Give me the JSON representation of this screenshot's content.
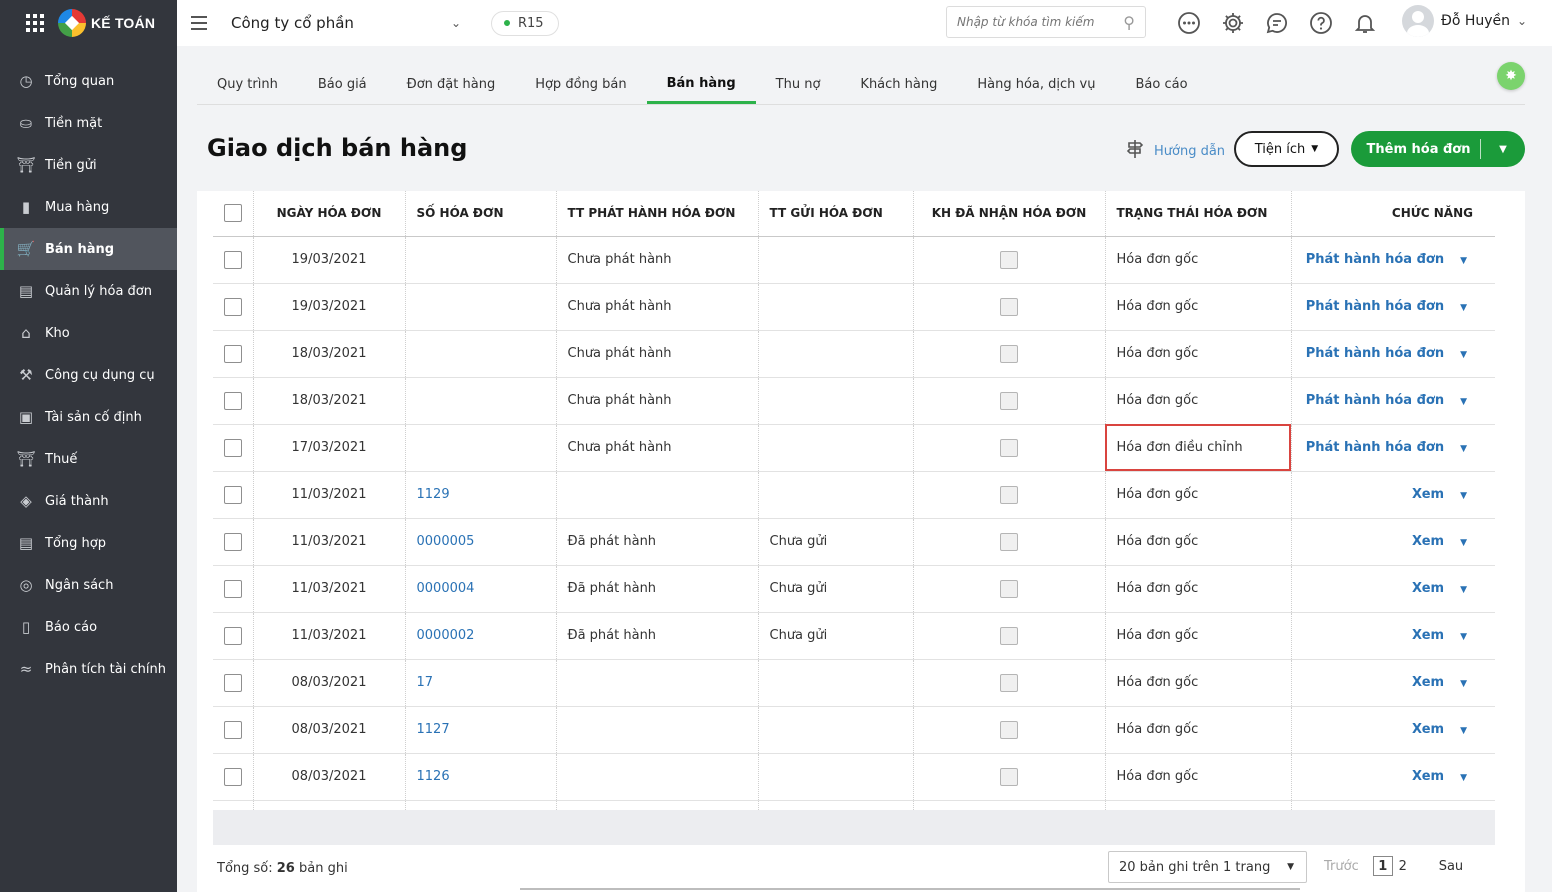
{
  "app": {
    "logo_text": "KẾ TOÁN"
  },
  "sidebar": {
    "items": [
      {
        "label": "Tổng quan",
        "icon": "clock-icon"
      },
      {
        "label": "Tiền mặt",
        "icon": "money-bag-icon"
      },
      {
        "label": "Tiền gửi",
        "icon": "bank-icon"
      },
      {
        "label": "Mua hàng",
        "icon": "shopping-bag-icon"
      },
      {
        "label": "Bán hàng",
        "icon": "cart-icon",
        "active": true
      },
      {
        "label": "Quản lý hóa đơn",
        "icon": "invoice-icon"
      },
      {
        "label": "Kho",
        "icon": "warehouse-icon"
      },
      {
        "label": "Công cụ dụng cụ",
        "icon": "tools-icon"
      },
      {
        "label": "Tài sản cố định",
        "icon": "asset-icon"
      },
      {
        "label": "Thuế",
        "icon": "tax-icon"
      },
      {
        "label": "Giá thành",
        "icon": "price-tag-icon"
      },
      {
        "label": "Tổng hợp",
        "icon": "summary-icon"
      },
      {
        "label": "Ngân sách",
        "icon": "budget-icon"
      },
      {
        "label": "Báo cáo",
        "icon": "bar-chart-icon"
      },
      {
        "label": "Phân tích tài chính",
        "icon": "line-chart-icon"
      }
    ]
  },
  "topbar": {
    "company": "Công ty cổ phần",
    "release": "R15",
    "search_placeholder": "Nhập từ khóa tìm kiếm",
    "user_name": "Đỗ Huyền"
  },
  "tabs": [
    {
      "label": "Quy trình"
    },
    {
      "label": "Báo giá"
    },
    {
      "label": "Đơn đặt hàng"
    },
    {
      "label": "Hợp đồng bán"
    },
    {
      "label": "Bán hàng",
      "active": true
    },
    {
      "label": "Thu nợ"
    },
    {
      "label": "Khách hàng"
    },
    {
      "label": "Hàng hóa, dịch vụ"
    },
    {
      "label": "Báo cáo"
    }
  ],
  "page": {
    "title": "Giao dịch bán hàng",
    "guide_label": "Hướng dẫn",
    "utilities_label": "Tiện ích",
    "add_label": "Thêm hóa đơn"
  },
  "table": {
    "columns": {
      "date": "NGÀY HÓA ĐƠN",
      "number": "SỐ HÓA ĐƠN",
      "issue_status": "TT PHÁT HÀNH HÓA ĐƠN",
      "send_status": "TT GỬI HÓA ĐƠN",
      "received": "KH ĐÃ NHẬN HÓA ĐƠN",
      "invoice_status": "TRẠNG THÁI HÓA ĐƠN",
      "actions": "CHỨC NĂNG"
    },
    "rows": [
      {
        "date": "19/03/2021",
        "number": "",
        "issue": "Chưa phát hành",
        "send": "",
        "status": "Hóa đơn gốc",
        "action": "Phát hành hóa đơn"
      },
      {
        "date": "19/03/2021",
        "number": "",
        "issue": "Chưa phát hành",
        "send": "",
        "status": "Hóa đơn gốc",
        "action": "Phát hành hóa đơn"
      },
      {
        "date": "18/03/2021",
        "number": "",
        "issue": "Chưa phát hành",
        "send": "",
        "status": "Hóa đơn gốc",
        "action": "Phát hành hóa đơn"
      },
      {
        "date": "18/03/2021",
        "number": "",
        "issue": "Chưa phát hành",
        "send": "",
        "status": "Hóa đơn gốc",
        "action": "Phát hành hóa đơn"
      },
      {
        "date": "17/03/2021",
        "number": "",
        "issue": "Chưa phát hành",
        "send": "",
        "status": "Hóa đơn điều chỉnh",
        "action": "Phát hành hóa đơn",
        "highlight": true
      },
      {
        "date": "11/03/2021",
        "number": "1129",
        "issue": "",
        "send": "",
        "status": "Hóa đơn gốc",
        "action": "Xem"
      },
      {
        "date": "11/03/2021",
        "number": "0000005",
        "issue": "Đã phát hành",
        "send": "Chưa gửi",
        "status": "Hóa đơn gốc",
        "action": "Xem"
      },
      {
        "date": "11/03/2021",
        "number": "0000004",
        "issue": "Đã phát hành",
        "send": "Chưa gửi",
        "status": "Hóa đơn gốc",
        "action": "Xem"
      },
      {
        "date": "11/03/2021",
        "number": "0000002",
        "issue": "Đã phát hành",
        "send": "Chưa gửi",
        "status": "Hóa đơn gốc",
        "action": "Xem"
      },
      {
        "date": "08/03/2021",
        "number": "17",
        "issue": "",
        "send": "",
        "status": "Hóa đơn gốc",
        "action": "Xem"
      },
      {
        "date": "08/03/2021",
        "number": "1127",
        "issue": "",
        "send": "",
        "status": "Hóa đơn gốc",
        "action": "Xem"
      },
      {
        "date": "08/03/2021",
        "number": "1126",
        "issue": "",
        "send": "",
        "status": "Hóa đơn gốc",
        "action": "Xem"
      }
    ]
  },
  "footer": {
    "total_label": "Tổng số:",
    "total_count": "26",
    "total_suffix": "bản ghi",
    "per_page": "20 bản ghi trên 1 trang",
    "prev_label": "Trước",
    "pages": [
      "1",
      "2"
    ],
    "current_page": "1",
    "next_label": "Sau"
  },
  "colors": {
    "sidebar_bg": "#33363d",
    "accent_green": "#2db24a",
    "primary_button": "#1b9b3a",
    "link_blue": "#2a72b5",
    "highlight_red": "#d9443f"
  }
}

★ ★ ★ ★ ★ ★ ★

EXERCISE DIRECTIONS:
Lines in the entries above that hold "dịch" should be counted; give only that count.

SOLUTION TO THIS EXERCISE:
2